Last week, we learned about the different kinds of cheerleading. Which leaves us with the question: What does cheerleading look like in Switzerland?
As you know, we don’t have any universities that attract the masses with their professional sports teams, therefore school cheerleading isn’t an option. I assume that if we had a famous professional squad cheering for FC Basel or Kloten Flyers, we’d know about it – so that’s out as well. This leaves us with Performance and All Star cheer.
Performance Cheer in Switzerland
Performance Cheer has been part of the competition scene in Switzerland for years and years. Teams compete in the categories jazz, hip hop and pom dance in doubles (two athletes) or as a whole team with up to 24 dancers. For the team competition, there’s a minimum requirement of six dancers, which is less than the international standard of 16. This special rule allows smaller teams to participate and develop, which is very important in the current scene.
In the earlier days, many clubs competed in the Performance Cheer category (then called “Cheerdance”) while also training stunts and tumbling for the other categories. As the sport’s landscape became increasingly professional, most clubs decided to focus on one or the other side of cheerleading.
This leaves us with a small, but very professional selection of Performance Cheer teams. For more on this, head over to the Eurodancers‘ website – they are always looking for new talents and will gladly provide you with additional information. Even if you don’t live in or around Zurich, if Performance Cheer is what you want to do, there is always a way. So don’t be shy! You can even contact head coach Flora directly: firstname.lastname@example.org.
(Pictures were generously provided by the Eurodancers; they were taken by Hans Riegel)
Cheerleading in Switzerland
The above mentioned “other side of cheerleading” is a bit harder to explain, as the definition changes slightly from team to team. Most squads started out on the sidelines of another sport like American football or soccer. As many teams still belong to another club (such as mine; we’re with the Winterthur Warriors American Football team), you could say that there are elements of School Cheer in current Swiss cheerleading. When it’s game day for the team, the cheerleaders are often found supporting them from the sidelines.
This, however, is not our main occupation. Cheerleading teams in Switzerland train hard several times a week to work out a routine that much more resembles All Star cheer. Some teams, like the Fire Allstars or the Lausanne Angels Cheerleaders, are completely independent clubs and can be categorised as All Star teams.
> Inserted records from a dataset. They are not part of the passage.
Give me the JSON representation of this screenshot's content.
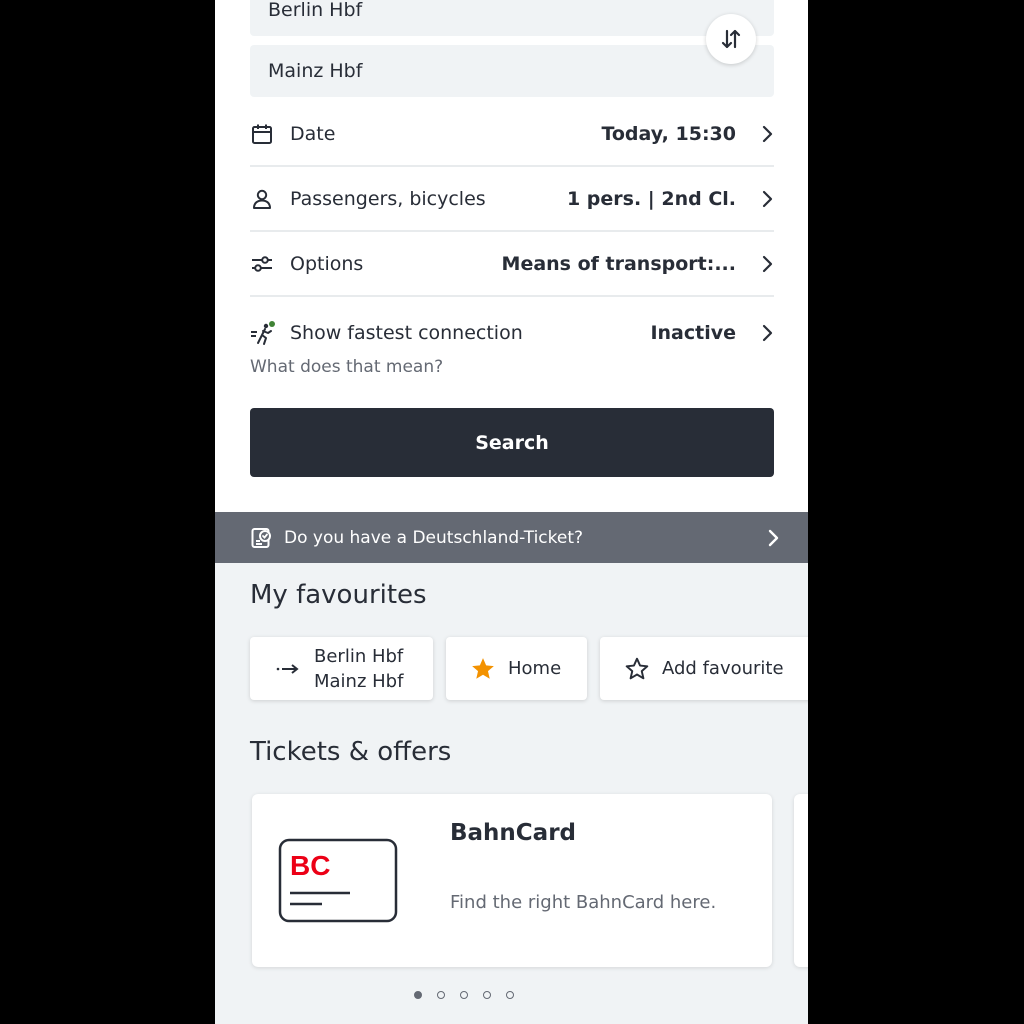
{
  "search_form": {
    "from_station": "Berlin Hbf",
    "to_station": "Mainz Hbf",
    "date": {
      "label": "Date",
      "value": "Today, 15:30"
    },
    "passengers": {
      "label": "Passengers, bicycles",
      "value": "1 pers. | 2nd Cl."
    },
    "options": {
      "label": "Options",
      "value": "Means of transport:..."
    },
    "fastest": {
      "label": "Show fastest connection",
      "value": "Inactive"
    },
    "info_link": "What does that mean?",
    "search_label": "Search"
  },
  "banner": {
    "label": "Do you have a Deutschland-Ticket?"
  },
  "favourites": {
    "title": "My favourites",
    "route": {
      "from": "Berlin Hbf",
      "to": "Mainz Hbf"
    },
    "home_label": "Home",
    "add_label": "Add favourite"
  },
  "offers": {
    "title": "Tickets & offers",
    "card": {
      "logo_text": "BC",
      "title": "BahnCard",
      "description": "Find the right BahnCard here."
    },
    "pager": {
      "count": 5,
      "active": 0
    }
  },
  "colors": {
    "accent_red": "#ec0016",
    "star_orange": "#f39200",
    "dark": "#282d37",
    "grey": "#646973",
    "green_dot": "#408335"
  }
}
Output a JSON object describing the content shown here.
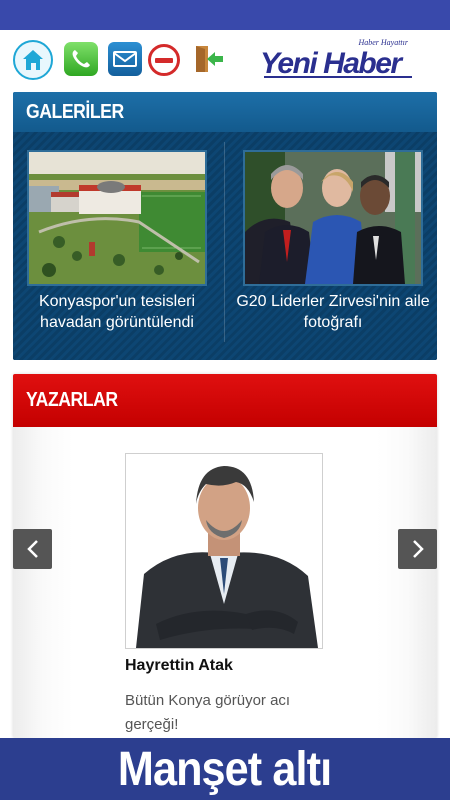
{
  "header": {
    "icons": [
      "home-icon",
      "phone-icon",
      "mail-icon",
      "block-icon",
      "exit-icon"
    ],
    "logo": {
      "text": "Yeni Haber",
      "tagline": "Haber Hayattır",
      "color": "#2a2f8f"
    }
  },
  "galeriler": {
    "title": "GALERİLER",
    "items": [
      {
        "caption": "Konyaspor'un tesisleri havadan görüntülendi"
      },
      {
        "caption": "G20 Liderler Zirvesi'nin aile fotoğrafı"
      }
    ]
  },
  "yazarlar": {
    "title": "YAZARLAR",
    "author": {
      "name": "Hayrettin Atak",
      "excerpt": "Bütün Konya görüyor acı gerçeği!"
    },
    "prev_icon": "chevron-left-icon",
    "next_icon": "chevron-right-icon"
  },
  "banner": {
    "text": "Manşet altı"
  },
  "colors": {
    "status_bar": "#3949ab",
    "galeriler_bg": "#0f4c7a",
    "yazarlar_header": "#d40000",
    "banner_bg": "#2c3e8f"
  }
}
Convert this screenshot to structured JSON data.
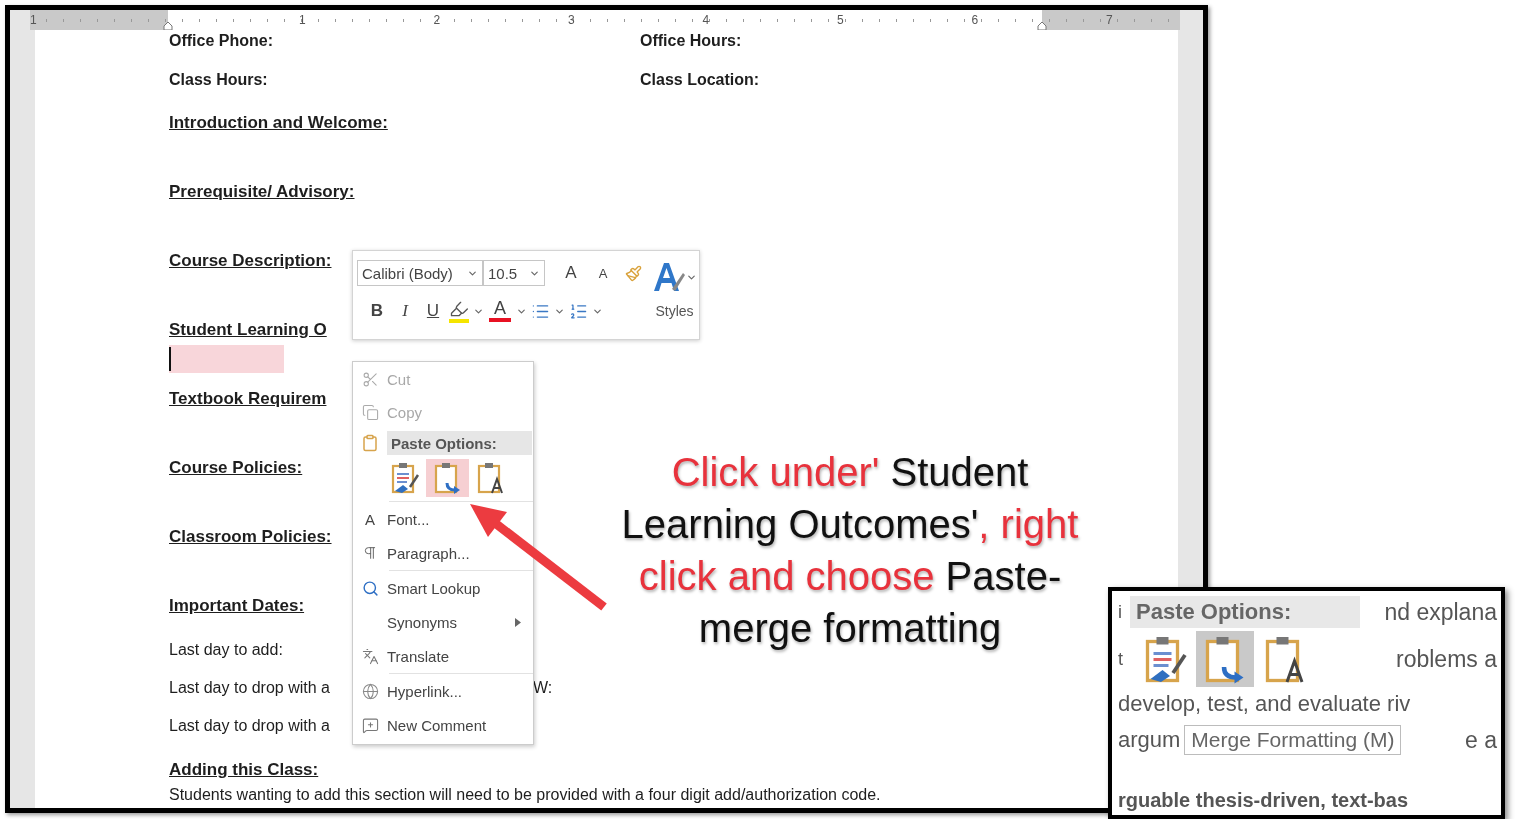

They don’t engage in any sideline activity and only train for championships.
The ultimate goal – apart from international ventures – is to win the Swiss Cheerleading Championship.
Did I hear international ventures?
You sure did. As there are only two to three competitions a year in Switzerland, many teams turn to our neighbouring countries for another challenge. Various championships are offered across Europe, and some of them are open to international participants. Disneyland in Paris is an obvious crowd favorite, but also the Elite Championship at the Movie Park Germany in Bottrop is a popular choice.
These championships usually offer the Groupstunt category, where teams of only 4-5 cheerleaders stunt for a minute straight. That opens up a good opportunity for smaller teams or for individual members of a team who can stunt on a higher level than the rest of their squad to show off their skills.
We even have a national team to represent Switzerland at World Championships in Orlando, Florida! Before the first national team tryouts took place in 2015, the team that won the senior division at Swiss Championships was awarded the honour to go to Worlds as Team Switzerland. Today, athletes from across the country get the chance to audition and represent their country at one of the biggest cheer competitions in the world.
Sign me up!
If I piqued your interest, you should definitely seize the opportunity and contact a team near you! Though we’re in the middle of preparing for Swiss Championships in May, I’m sure you’ll get a chance to visit the team of your choice and see what they’re up to. Here’s where you can find them:
- FCSG Cheerleader
- Fire Allstars
- Flying Jets
- Gladiators Pearls
- Lausanne Angels
- Luzern Wildcats
- Midland Bouncers
- Monthey Rhinos
- Onex Shooting Lights
- TVL Cheerleader
- Winterthur Warriors
But… what do you do?
Stay tuned for next week’s post to find out! We’ll talk about the different sections within a cheerleading routine, so you can get a better understanding of what the sport actually involves.